EXERCISE OBJECTIVE
Show every line from the entries that follow which holds the word "arrow".

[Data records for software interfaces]
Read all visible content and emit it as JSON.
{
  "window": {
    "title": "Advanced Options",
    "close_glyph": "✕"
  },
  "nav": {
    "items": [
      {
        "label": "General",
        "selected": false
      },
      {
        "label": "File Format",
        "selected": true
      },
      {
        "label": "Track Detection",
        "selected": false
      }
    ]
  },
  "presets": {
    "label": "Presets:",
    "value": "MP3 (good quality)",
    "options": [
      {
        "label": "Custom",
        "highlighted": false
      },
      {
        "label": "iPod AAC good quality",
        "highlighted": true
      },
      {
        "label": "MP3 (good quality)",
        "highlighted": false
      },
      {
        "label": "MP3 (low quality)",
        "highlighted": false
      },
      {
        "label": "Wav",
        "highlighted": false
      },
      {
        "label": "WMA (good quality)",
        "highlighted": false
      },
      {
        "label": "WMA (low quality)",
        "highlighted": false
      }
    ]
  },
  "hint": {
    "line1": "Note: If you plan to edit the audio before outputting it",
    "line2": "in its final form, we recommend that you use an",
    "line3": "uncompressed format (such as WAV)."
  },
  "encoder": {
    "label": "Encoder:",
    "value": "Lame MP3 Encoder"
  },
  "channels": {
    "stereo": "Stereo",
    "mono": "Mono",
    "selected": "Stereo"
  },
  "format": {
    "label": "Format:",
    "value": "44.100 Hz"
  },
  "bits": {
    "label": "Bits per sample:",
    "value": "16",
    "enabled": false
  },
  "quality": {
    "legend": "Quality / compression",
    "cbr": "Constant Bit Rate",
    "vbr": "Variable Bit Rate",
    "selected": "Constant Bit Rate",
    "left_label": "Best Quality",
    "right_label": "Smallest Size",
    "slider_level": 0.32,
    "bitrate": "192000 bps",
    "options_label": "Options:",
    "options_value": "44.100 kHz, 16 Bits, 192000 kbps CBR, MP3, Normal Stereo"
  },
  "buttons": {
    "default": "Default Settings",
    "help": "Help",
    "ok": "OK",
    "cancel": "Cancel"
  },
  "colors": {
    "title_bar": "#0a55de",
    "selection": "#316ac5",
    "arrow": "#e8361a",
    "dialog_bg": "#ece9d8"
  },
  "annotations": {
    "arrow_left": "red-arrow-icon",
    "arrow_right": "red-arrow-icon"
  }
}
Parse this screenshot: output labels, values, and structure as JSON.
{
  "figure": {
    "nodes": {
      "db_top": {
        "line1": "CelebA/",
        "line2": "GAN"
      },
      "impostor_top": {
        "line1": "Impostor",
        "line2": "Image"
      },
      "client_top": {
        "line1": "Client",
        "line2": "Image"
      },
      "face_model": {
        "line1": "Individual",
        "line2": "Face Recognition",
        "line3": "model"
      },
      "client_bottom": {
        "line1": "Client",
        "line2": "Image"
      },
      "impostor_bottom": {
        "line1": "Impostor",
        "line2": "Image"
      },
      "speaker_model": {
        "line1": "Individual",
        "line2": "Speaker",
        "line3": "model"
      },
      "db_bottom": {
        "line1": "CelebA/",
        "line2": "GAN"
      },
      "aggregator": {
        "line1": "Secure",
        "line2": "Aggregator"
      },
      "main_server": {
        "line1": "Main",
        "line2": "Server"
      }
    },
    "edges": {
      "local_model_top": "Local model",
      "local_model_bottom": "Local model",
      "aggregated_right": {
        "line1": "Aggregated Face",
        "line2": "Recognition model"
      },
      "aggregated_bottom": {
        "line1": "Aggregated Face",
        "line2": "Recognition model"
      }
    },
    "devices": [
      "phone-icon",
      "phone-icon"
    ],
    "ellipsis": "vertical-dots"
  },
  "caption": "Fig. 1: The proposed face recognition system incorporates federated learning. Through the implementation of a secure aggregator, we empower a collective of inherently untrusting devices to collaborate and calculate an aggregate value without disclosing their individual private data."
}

EXERCISE OUTPUT
    "arrow": "#e8361a",
    "arrow_left": "red-arrow-icon",
    "arrow_right": "red-arrow-icon"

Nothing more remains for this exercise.